> _Task objective_: Every line of the data below should be retyped exactly.

> _Saved entries_:
▬▬▬▬▬▬

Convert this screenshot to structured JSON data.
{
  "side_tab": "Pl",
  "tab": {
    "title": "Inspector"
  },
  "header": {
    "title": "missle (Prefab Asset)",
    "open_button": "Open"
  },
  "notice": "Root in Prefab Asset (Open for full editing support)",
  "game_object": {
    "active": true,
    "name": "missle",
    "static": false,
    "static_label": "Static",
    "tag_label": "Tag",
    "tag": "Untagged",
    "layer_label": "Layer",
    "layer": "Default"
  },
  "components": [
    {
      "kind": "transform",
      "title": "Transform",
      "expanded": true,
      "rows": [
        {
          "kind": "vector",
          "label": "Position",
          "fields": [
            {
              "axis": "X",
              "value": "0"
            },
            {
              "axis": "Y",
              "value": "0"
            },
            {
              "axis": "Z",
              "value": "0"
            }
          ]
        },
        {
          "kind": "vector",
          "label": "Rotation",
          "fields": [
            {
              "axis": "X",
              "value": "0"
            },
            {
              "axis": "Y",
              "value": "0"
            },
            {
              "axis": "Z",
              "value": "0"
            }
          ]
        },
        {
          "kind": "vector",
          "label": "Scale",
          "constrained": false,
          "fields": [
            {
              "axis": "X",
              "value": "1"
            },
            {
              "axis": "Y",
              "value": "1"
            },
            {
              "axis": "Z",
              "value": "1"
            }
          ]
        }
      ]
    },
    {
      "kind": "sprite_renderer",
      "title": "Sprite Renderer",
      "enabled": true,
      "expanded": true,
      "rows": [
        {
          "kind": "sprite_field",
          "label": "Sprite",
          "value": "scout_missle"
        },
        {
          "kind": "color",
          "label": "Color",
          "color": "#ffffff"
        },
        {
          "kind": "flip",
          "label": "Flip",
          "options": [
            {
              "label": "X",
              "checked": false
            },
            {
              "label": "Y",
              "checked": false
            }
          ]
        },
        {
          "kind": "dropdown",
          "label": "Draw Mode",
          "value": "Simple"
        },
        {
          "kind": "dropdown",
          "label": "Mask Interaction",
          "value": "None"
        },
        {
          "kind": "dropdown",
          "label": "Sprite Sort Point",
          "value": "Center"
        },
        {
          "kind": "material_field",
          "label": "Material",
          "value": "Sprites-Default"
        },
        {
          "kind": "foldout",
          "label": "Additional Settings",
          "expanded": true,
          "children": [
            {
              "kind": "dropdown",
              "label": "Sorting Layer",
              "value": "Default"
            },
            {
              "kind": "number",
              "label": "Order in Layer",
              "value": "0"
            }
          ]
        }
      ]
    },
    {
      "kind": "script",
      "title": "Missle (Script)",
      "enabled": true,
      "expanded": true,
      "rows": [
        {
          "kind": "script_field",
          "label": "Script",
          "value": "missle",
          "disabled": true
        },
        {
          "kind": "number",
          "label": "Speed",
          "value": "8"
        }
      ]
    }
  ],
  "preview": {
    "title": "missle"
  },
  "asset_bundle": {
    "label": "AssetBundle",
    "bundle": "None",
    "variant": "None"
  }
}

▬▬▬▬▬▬

> _Reply_:
Convert this screenshot to structured JSON data.
{
  "side_tab": "Pl",
  "tab": {
    "title": "Inspector"
  },
  "header": {
    "title": "missle (Prefab Asset)",
    "open_button": "Open"
  },
  "notice": "Root in Prefab Asset (Open for full editing support)",
  "game_object": {
    "active": true,
    "name": "missle",
    "static": false,
    "static_label": "Static",
    "tag_label": "Tag",
    "tag": "Untagged",
    "layer_label": "Layer",
    "layer": "Default"
  },
  "components": [
    {
      "kind": "transform",
      "title": "Transform",
      "expanded": true,
      "rows": [
        {
          "kind": "vector",
          "label": "Position",
          "fields": [
            {
              "axis": "X",
              "value": "0"
            },
            {
              "axis": "Y",
              "value": "0"
            },
            {
              "axis": "Z",
              "value": "0"
            }
          ]
        },
        {
          "kind": "vector",
          "label": "Rotation",
          "fields": [
            {
              "axis": "X",
              "value": "0"
            },
            {
              "axis": "Y",
              "value": "0"
            },
            {
              "axis": "Z",
              "value": "0"
            }
          ]
        },
        {
          "kind": "vector",
          "label": "Scale",
          "constrained": false,
          "fields": [
            {
              "axis": "X",
              "value": "1"
            },
            {
              "axis": "Y",
              "value": "1"
            },
            {
              "axis": "Z",
              "value": "1"
            }
          ]
        }
      ]
    },
    {
      "kind": "sprite_renderer",
      "title": "Sprite Renderer",
      "enabled": true,
      "expanded": true,
      "rows": [
        {
          "kind": "sprite_field",
          "label": "Sprite",
          "value": "scout_missle"
        },
        {
          "kind": "color",
          "label": "Color",
          "color": "#ffffff"
        },
        {
          "kind": "flip",
          "label": "Flip",
          "options": [
            {
              "label": "X",
              "checked": false
            },
            {
              "label": "Y",
              "checked": false
            }
          ]
        },
        {
          "kind": "dropdown",
          "label": "Draw Mode",
          "value": "Simple"
        },
        {
          "kind": "dropdown",
          "label": "Mask Interaction",
          "value": "None"
        },
        {
          "kind": "dropdown",
          "label": "Sprite Sort Point",
          "value": "Center"
        },
        {
          "kind": "material_field",
          "label": "Material",
          "value": "Sprites-Default"
        },
        {
          "kind": "foldout",
          "label": "Additional Settings",
          "expanded": true,
          "children": [
            {
              "kind": "dropdown",
              "label": "Sorting Layer",
              "value": "Default"
            },
            {
              "kind": "number",
              "label": "Order in Layer",
              "value": "0"
            }
          ]
        }
      ]
    },
    {
      "kind": "script",
      "title": "Missle (Script)",
      "enabled": true,
      "expanded": true,
      "rows": [
        {
          "kind": "script_field",
          "label": "Script",
          "value": "missle",
          "disabled": true
        },
        {
          "kind": "number",
          "label": "Speed",
          "value": "8"
        }
      ]
    }
  ],
  "preview": {
    "title": "missle"
  },
  "asset_bundle": {
    "label": "AssetBundle",
    "bundle": "None",
    "variant": "None"
  }
}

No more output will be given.